Join Date: Mar 2002
Location: Austin, TX, USA
Re: Purple-Yellow Starter Wires
You are correct about the connection of the purple and yellow wires. The yellow wire provides 12V to breaker point ignitions (bypassing the resistor wire) for an additional spark boost during crank. Non breaker point ignitions (HEI and other electronic) don't need the yellow wire - with the exception of some 1967 vehicles which did not keep the IGN feed hot during crank.
It sounds like you may be describing a "heat soak" problem. The theory is that header heat causes the solendoid to build up high internal resistance preventing it from working properly.

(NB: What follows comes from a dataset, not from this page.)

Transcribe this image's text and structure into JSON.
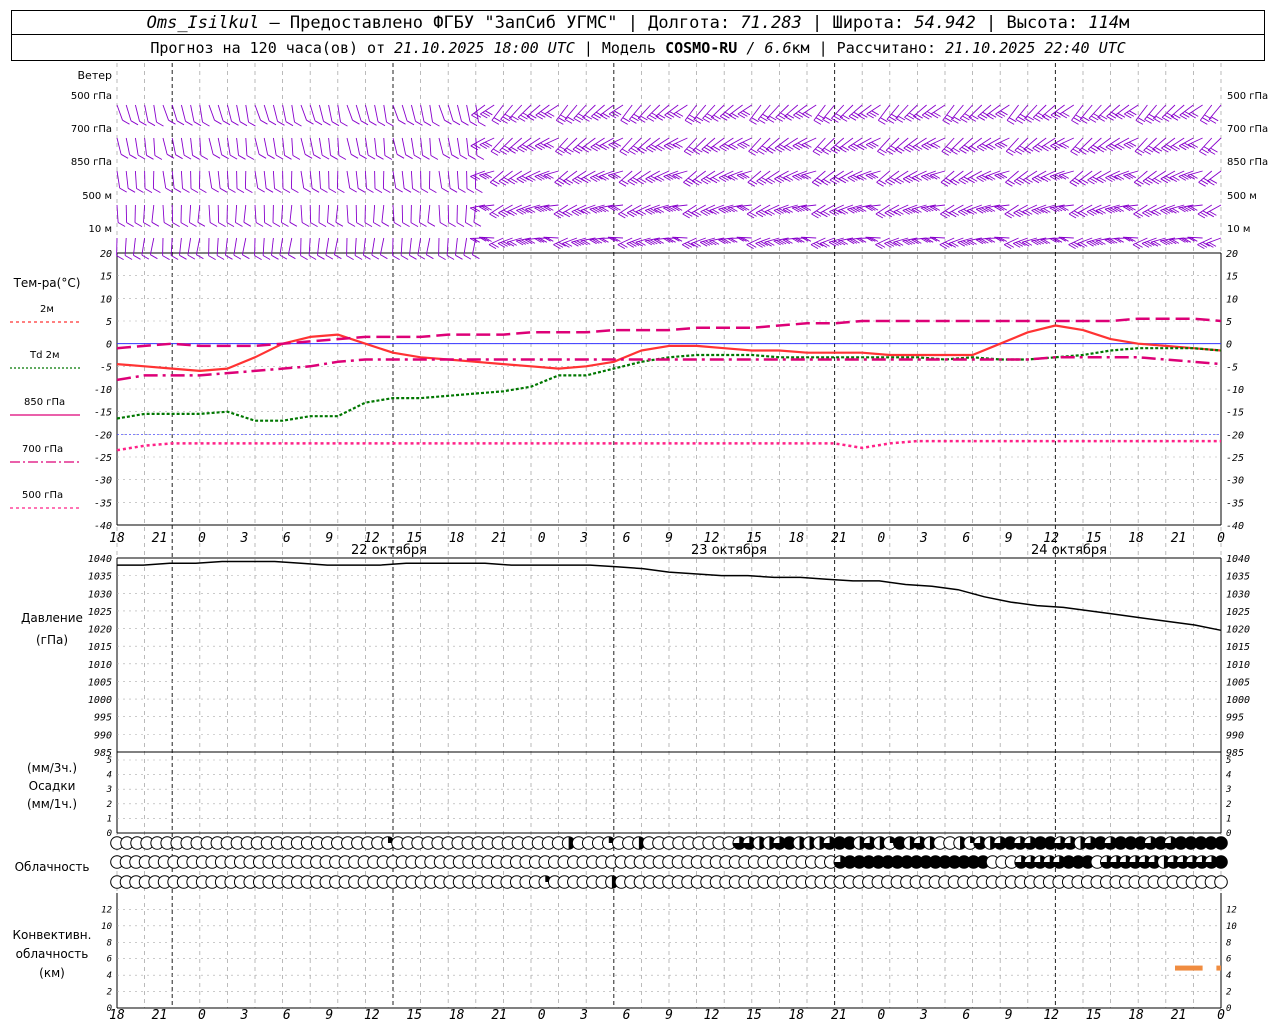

I am a big fan of the "voltage drop" method of finding electrical problems. For example, during crank, the voltage on the battery (+) terminal should be nearly the same as the voltage on the purple wire at the solenoid. And, if the voltage is exactly the same, a voltage reading between those two points (while attempting to crank) should be zero. In reality, you're always going to see a little voltage between those two points, but it should be very small (less than 0.1V). [Actually, the voltage you see between points will vary depending on the load]. If you find the voltage drop is much higher, begin moving your measurement points around the circuit under test until you isolate the component or components where the voltage drop resides.
Starter heat soak theory would indicate that very little voltage drop exists between the battery (+) and purple wire at the starter. Instead the resistance would live within the solenoid coil or between the solenoid's power wire and the motor (accross the contactor terminals internal to the solenoid). To my knowledge no one here has posted any results of such a test and usually jump straight on to heat sheilds or external contactor/relay setups. However it may actually be that the ignition switch itself or the firewall bulkhead connector is heating up while the car is running causing the resistance of a bad connection to increase. The external solenoid / relay work around would eleviate the symptoms but not necessarily remove the root cause. As a result, I personally would use the voltage drop method to make certain the crank issue is in fact a starter heat soak related problem before I spent too much time replacing parts or modifying the crank circuit. It should be a pretty quick and easy thing to check when the starter is acting up. Just realize the voltage drop readings only have meaning when you activate the circuit under test (cranking in this case). The only issue would be avoiding a burn while you try to test the circuit on a hot motor.
68 Coupe, 350 w/ Edelbrock Performer RPM heads, cam, intake, 700R4, Dave's small body HEI